Mar 12, 2011 Start Off With Style. Find a Hook!
“The beginning is the most important part of the work”.
Starting Off with Style:
The events or activities experienced the first time learners are exposed to information greatly impact their ability to retain the information. John Medina (2008), author of Brain Rules states: “If you are trying to get information across to someone your ability to create a compelling introduction may be the most important single factor in the later success of your mission” (p.116).
The first few minutes of an experience or lesson are a key time to hook and engage learners. Evidence shows that people remember most about the first few minutes of a learning experience, and secondly, the last few minutes of a learning experience. (Sousa, 2006, Willis, 2010). Some educators and cognitive neuroscientists call this the primacy-recency effect (Sousa, 2006).
I have found this research exciting because it validates a practice I have embraced in my own teaching and group facilitation: offering an engaging opening activity and providing some reflective prompt to “tie it all together” or “bookend” a learning experience. This suggests it also might make sense to create as many introductory and closing moments as possible in your teaching and group facilitation approach.
Find a hook!

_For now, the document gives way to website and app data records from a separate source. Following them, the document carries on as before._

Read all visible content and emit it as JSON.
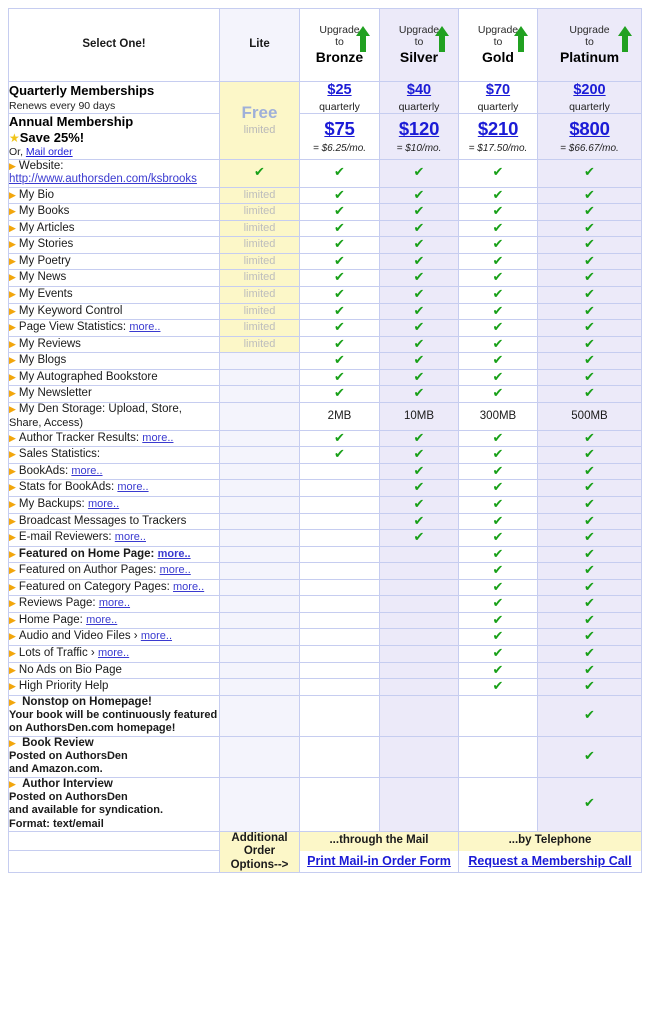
{
  "table": {
    "header": {
      "select_one": "Select One!",
      "lite": "Lite",
      "upgrade_line1": "Upgrade",
      "upgrade_line2": "to",
      "arrow_icon": "green-up-arrow-icon",
      "plans": [
        "Bronze",
        "Silver",
        "Gold",
        "Platinum"
      ]
    },
    "pricing": {
      "quarterly": {
        "title": "Quarterly Memberships",
        "subtitle": "Renews every 90 days",
        "period_label": "quarterly",
        "values": [
          "$25",
          "$40",
          "$70",
          "$200"
        ]
      },
      "annual": {
        "title": "Annual Membership",
        "save": "Save 25%!",
        "star_icon": "gold-star-icon",
        "or_text": "Or,",
        "mail_order_link": "Mail order",
        "values": [
          "$75",
          "$120",
          "$210",
          "$800"
        ],
        "monthly": [
          "= $6.25/mo.",
          "= $10/mo.",
          "= $17.50/mo.",
          "= $66.67/mo."
        ]
      },
      "lite": {
        "free": "Free",
        "limited": "limited"
      }
    },
    "check_glyph": "✔",
    "bullet_glyph": "▶",
    "limited_label": "limited",
    "rows": [
      {
        "label": "Website:",
        "url": "http://www.authorsden.com/ksbrooks",
        "type": "website",
        "lite": "check",
        "cells": [
          "check",
          "check",
          "check",
          "check"
        ]
      },
      {
        "label": "My Bio",
        "lite": "limited",
        "cells": [
          "check",
          "check",
          "check",
          "check"
        ]
      },
      {
        "label": "My Books",
        "lite": "limited",
        "cells": [
          "check",
          "check",
          "check",
          "check"
        ]
      },
      {
        "label": "My Articles",
        "lite": "limited",
        "cells": [
          "check",
          "check",
          "check",
          "check"
        ]
      },
      {
        "label": "My Stories",
        "lite": "limited",
        "cells": [
          "check",
          "check",
          "check",
          "check"
        ]
      },
      {
        "label": "My Poetry",
        "lite": "limited",
        "cells": [
          "check",
          "check",
          "check",
          "check"
        ]
      },
      {
        "label": "My News",
        "lite": "limited",
        "cells": [
          "check",
          "check",
          "check",
          "check"
        ]
      },
      {
        "label": "My Events",
        "lite": "limited",
        "cells": [
          "check",
          "check",
          "check",
          "check"
        ]
      },
      {
        "label": "My Keyword Control",
        "lite": "limited",
        "cells": [
          "check",
          "check",
          "check",
          "check"
        ]
      },
      {
        "label": "Page View Statistics:",
        "more": "more..",
        "lite": "limited",
        "cells": [
          "check",
          "check",
          "check",
          "check"
        ]
      },
      {
        "label": "My Reviews",
        "lite": "limited",
        "cells": [
          "check",
          "check",
          "check",
          "check"
        ]
      },
      {
        "label": "My Blogs",
        "lite": "",
        "cells": [
          "check",
          "check",
          "check",
          "check"
        ]
      },
      {
        "label": "My Autographed Bookstore",
        "lite": "",
        "cells": [
          "check",
          "check",
          "check",
          "check"
        ]
      },
      {
        "label": "My Newsletter",
        "lite": "",
        "cells": [
          "check",
          "check",
          "check",
          "check"
        ]
      },
      {
        "label": "My Den Storage: Upload, Store,",
        "label2": "Share, Access)",
        "type": "twoline",
        "lite": "",
        "cells": [
          "2MB",
          "10MB",
          "300MB",
          "500MB"
        ]
      },
      {
        "label": "Author Tracker Results:",
        "more": "more..",
        "lite": "",
        "cells": [
          "check",
          "check",
          "check",
          "check"
        ]
      },
      {
        "label": "Sales Statistics:",
        "lite": "",
        "cells": [
          "check",
          "check",
          "check",
          "check"
        ]
      },
      {
        "label": "BookAds:",
        "more": "more..",
        "lite": "",
        "cells": [
          "",
          "check",
          "check",
          "check"
        ]
      },
      {
        "label": "Stats for BookAds:",
        "more": "more..",
        "lite": "",
        "cells": [
          "",
          "check",
          "check",
          "check"
        ]
      },
      {
        "label": "My Backups:",
        "more": "more..",
        "lite": "",
        "cells": [
          "",
          "check",
          "check",
          "check"
        ]
      },
      {
        "label": "Broadcast Messages to Trackers",
        "lite": "",
        "cells": [
          "",
          "check",
          "check",
          "check"
        ]
      },
      {
        "label": "E-mail Reviewers:",
        "more": "more..",
        "lite": "",
        "cells": [
          "",
          "check",
          "check",
          "check"
        ]
      },
      {
        "label": "Featured on Home Page:",
        "more": "more..",
        "bold": true,
        "lite": "",
        "cells": [
          "",
          "",
          "check",
          "check"
        ]
      },
      {
        "label": "Featured on Author Pages:",
        "more": "more..",
        "lite": "",
        "cells": [
          "",
          "",
          "check",
          "check"
        ]
      },
      {
        "label": "Featured on Category Pages:",
        "more": "more..",
        "lite": "",
        "cells": [
          "",
          "",
          "check",
          "check"
        ]
      },
      {
        "label": "Reviews Page:",
        "more": "more..",
        "lite": "",
        "cells": [
          "",
          "",
          "check",
          "check"
        ]
      },
      {
        "label": "Home Page:",
        "more": "more..",
        "lite": "",
        "cells": [
          "",
          "",
          "check",
          "check"
        ]
      },
      {
        "label": "Audio and Video Files ›",
        "more": "more..",
        "lite": "",
        "cells": [
          "",
          "",
          "check",
          "check"
        ]
      },
      {
        "label": "Lots of Traffic ›",
        "more": "more..",
        "lite": "",
        "cells": [
          "",
          "",
          "check",
          "check"
        ]
      },
      {
        "label": "No Ads on Bio Page",
        "lite": "",
        "cells": [
          "",
          "",
          "check",
          "check"
        ]
      },
      {
        "label": "High Priority Help",
        "lite": "",
        "cells": [
          "",
          "",
          "check",
          "check"
        ]
      },
      {
        "label": "Nonstop on Homepage!",
        "bold": true,
        "type": "block",
        "lines": [
          "Your book will be continuously featured",
          "on AuthorsDen.com homepage!"
        ],
        "lite": "",
        "cells": [
          "",
          "",
          "",
          "check"
        ]
      },
      {
        "label": "Book Review",
        "bold": true,
        "type": "block",
        "lines": [
          "Posted on AuthorsDen",
          "and Amazon.com."
        ],
        "lite": "",
        "cells": [
          "",
          "",
          "",
          "check"
        ]
      },
      {
        "label": "Author Interview",
        "bold": true,
        "type": "block",
        "lines": [
          "Posted on AuthorsDen",
          "and available for syndication.",
          "Format: text/email"
        ],
        "lite": "",
        "cells": [
          "",
          "",
          "",
          "check"
        ]
      }
    ],
    "footer": {
      "label_line1": "Additional Order",
      "label_line2": "Options-->",
      "mail_heading": "...through the Mail",
      "mail_link": "Print Mail-in Order Form",
      "phone_heading": "...by Telephone",
      "phone_link": "Request a Membership Call"
    }
  },
  "colors": {
    "link": "#1b1bd6",
    "check_green": "#18a018",
    "bullet_orange": "#f2a60c",
    "yellow": "#fcf7c8",
    "lavender": "#eceaf9",
    "border": "#c6cdf0"
  }
}
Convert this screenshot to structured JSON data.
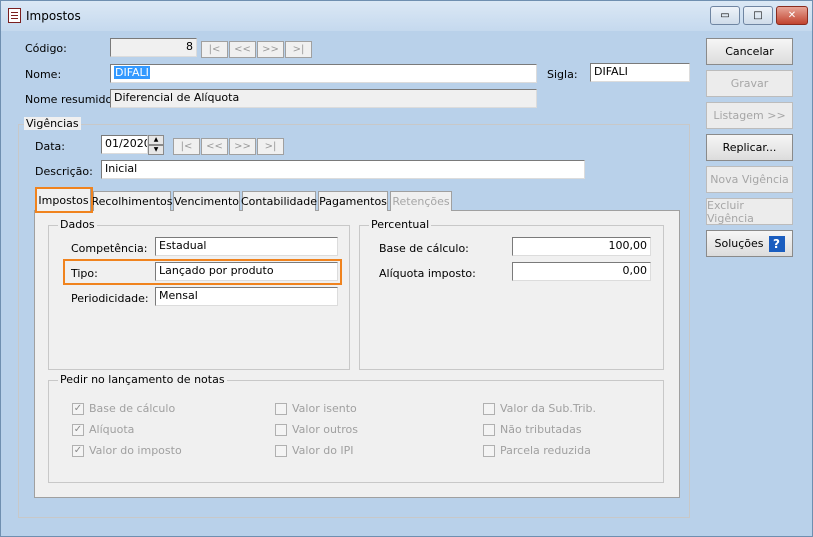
{
  "window": {
    "title": "Impostos",
    "min_symbol": "▭",
    "max_symbol": "□",
    "close_symbol": "✕"
  },
  "header": {
    "codigo_label": "Código:",
    "codigo_value": "8",
    "nav": [
      "|<",
      "<<",
      ">>",
      ">|"
    ],
    "nome_label": "Nome:",
    "nome_value": "DIFALI",
    "sigla_label": "Sigla:",
    "sigla_value": "DIFALI",
    "nome_resumido_label": "Nome resumido:",
    "nome_resumido_value": "Diferencial de Alíquota"
  },
  "buttons": {
    "cancelar": "Cancelar",
    "gravar": "Gravar",
    "listagem": "Listagem >>",
    "replicar": "Replicar...",
    "nova_vigencia": "Nova Vigência",
    "excluir_vigencia": "Excluir Vigência",
    "solucoes": "Soluções",
    "help_glyph": "?"
  },
  "vigencias": {
    "group_label": "Vigências",
    "data_label": "Data:",
    "data_value": "01/2020",
    "nav": [
      "|<",
      "<<",
      ">>",
      ">|"
    ],
    "descricao_label": "Descrição:",
    "descricao_value": "Inicial"
  },
  "tabs": [
    {
      "label": "Impostos",
      "active": true
    },
    {
      "label": "Recolhimentos",
      "active": false
    },
    {
      "label": "Vencimento",
      "active": false
    },
    {
      "label": "Contabilidade",
      "active": false
    },
    {
      "label": "Pagamentos",
      "active": false
    },
    {
      "label": "Retenções",
      "active": false,
      "disabled": true
    }
  ],
  "dados": {
    "group_label": "Dados",
    "competencia_label": "Competência:",
    "competencia_value": "Estadual",
    "tipo_label": "Tipo:",
    "tipo_value": "Lançado por produto",
    "periodicidade_label": "Periodicidade:",
    "periodicidade_value": "Mensal"
  },
  "percentual": {
    "group_label": "Percentual",
    "base_label": "Base de cálculo:",
    "base_value": "100,00",
    "aliquota_label": "Alíquota imposto:",
    "aliquota_value": "0,00"
  },
  "pedir": {
    "group_label": "Pedir no lançamento de notas",
    "checkmark": "✓",
    "items": [
      {
        "label": "Base de cálculo",
        "checked": true
      },
      {
        "label": "Alíquota",
        "checked": true
      },
      {
        "label": "Valor do imposto",
        "checked": true
      },
      {
        "label": "Valor isento",
        "checked": false
      },
      {
        "label": "Valor outros",
        "checked": false
      },
      {
        "label": "Valor do IPI",
        "checked": false
      },
      {
        "label": "Valor da Sub.Trib.",
        "checked": false
      },
      {
        "label": "Não tributadas",
        "checked": false
      },
      {
        "label": "Parcela reduzida",
        "checked": false
      }
    ]
  },
  "colors": {
    "highlight": "#f0831e",
    "selection": "#3399ff",
    "help_icon": "#1a5dbf"
  }
}
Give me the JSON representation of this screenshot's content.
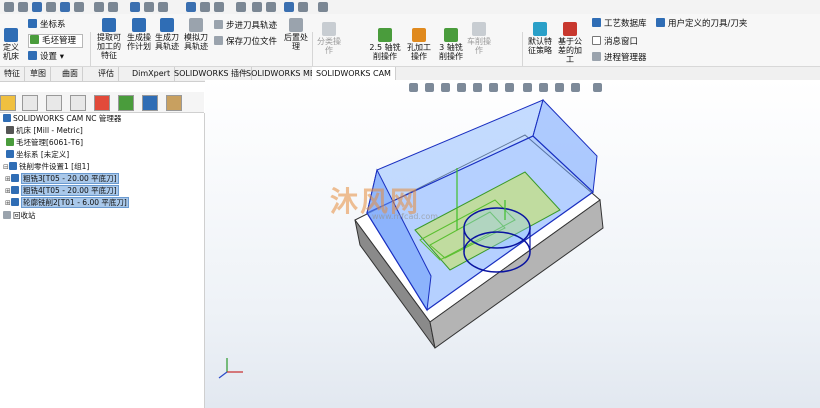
{
  "ribbon": {
    "left_btn": "定义机床",
    "coord": "坐标系",
    "stock": "毛坯管理",
    "setup": "设置",
    "extract": "提取可加工的特征",
    "gen_plan": "生成操作计划",
    "gen_path": "生成刀具轨迹",
    "sim_path": "模拟刀具轨迹",
    "step_path": "步进刀具轨迹",
    "save_loc": "保存刀位文件",
    "post": "后置处理",
    "ops_dim": "分类操作",
    "ops_25": "2.5 轴铣削操作",
    "ops_lathe": "孔加工操作",
    "ops_3": "3 轴铣削操作",
    "ops_turn": "车削操作",
    "strategy": "默认特征策略",
    "public": "基于公差的加工",
    "tech_db": "工艺数据库",
    "msg_window": "消息窗口",
    "process_mgr": "进程管理器",
    "user_tool": "用户定义的刀具/刀夹"
  },
  "tabs": [
    "特征",
    "草图",
    "曲面",
    "评估",
    "DimXpert",
    "SOLIDWORKS 插件",
    "SOLIDWORKS MBD",
    "SOLIDWORKS CAM"
  ],
  "tree": {
    "root": "SOLIDWORKS CAM NC 管理器",
    "machine": "机床 [Mill - Metric]",
    "stock": "毛坯管理[6061-T6]",
    "coord": "坐标系 [未定义]",
    "setup": "铣削零件设置1 [组1]",
    "op1": "粗铣3[T05 - 20.00 平底刀]",
    "op2": "粗铣4[T05 - 20.00 平底刀]",
    "op3": "轮廓铣削2[T01 - 6.00 平底刀]",
    "recycle": "回收站"
  },
  "watermark": "沐风网",
  "watermark_sub": "www.mfcad.com"
}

Engage participants from the moment they walk in the door. Avoid using these precious moments in taking attendance, collecting homework or other administrative duties. Instead involve learners in an activity that helps them transition into the learning environment, make positive connections with their peers and introduce or review the academic or program material at hand. A novel activity engages learners right away and helps them shift their focus to the here and now.
In this article and in upcoming posts I will share a few of my favorite ways to “hook” learners as they enter the room:
Using pictures from magazines, postcards, or other images can be an engaging way to draw in participants. I often use my Pick-A-Postcard collection as a “get to know you” activity on the very first day of a program or school year, as a way to welcome students and teachers back after school vacations, or clients back after a break between sessions.
For an introductory rapport building activity I lay out a collection of postcards or image cards on a table. As participants walk in the door I ask them to choose a card around a reflective, goal-setting, or “conversation starter” topic. Topics might be: a card that represents what their summer break was like, or a card that represents a goal they have for the program or unique perspective they bring to the group.
Mid-way through a program I often lay out my postcards during a break or before a session. I ask participants to choose a card they would send to a friend to describe the training, conference experience, or in classroom settings to describe their school year so far.
This technique is not only great for building community and initiating reflection, it also is an effective way to reinforce or review academic material. For example, a language arts teacher who is looking to introduce or reinforce the idea of theme might offer a selection of postcards and ask students to choose a card they are drawn to. They would then ask students to identify their interpretation of the card’s theme.
A social studies or science teacher might gather images that center around a specific topic they will be covering in class. They would display the images on a table or floor. As students enter the room they would be asked to choose an image that “sparks their interest” or represents something they know or care about. This could jumpstart discussions or initiate inquiry about the topic at hand.
Depending on your group, you could then have participants share their choice with a partner, write about their choice, or share with the entire group. You can attend to the business of taking attendance, handing out materials or collecting homework while participants are engaged in choosing and discussing their card.
Regardless of the educational setting you work in, there is great opportunity for positively influencing learning outcomes with participants through strong beginnings. The tone we set in the learning space, and the frame and context we set for a lesson can greatly impact participant engagement and retention of information.
Look for more ideas for creating a “hook” to engage participants in upcoming posts!
Medina, John. (2008). Brain Rules: 12 Principles for Surviving and Thriving at Work, Home and School. Seattle, WA: Pear Press.
Sousa, David. (2006). How the Brain Learns. Thousand Oaks, CA: Corwin Press.
Willis, Judy. (2006). Research-Based Strategies to Ignite Student Learning. Alexandria, VA: ASCD.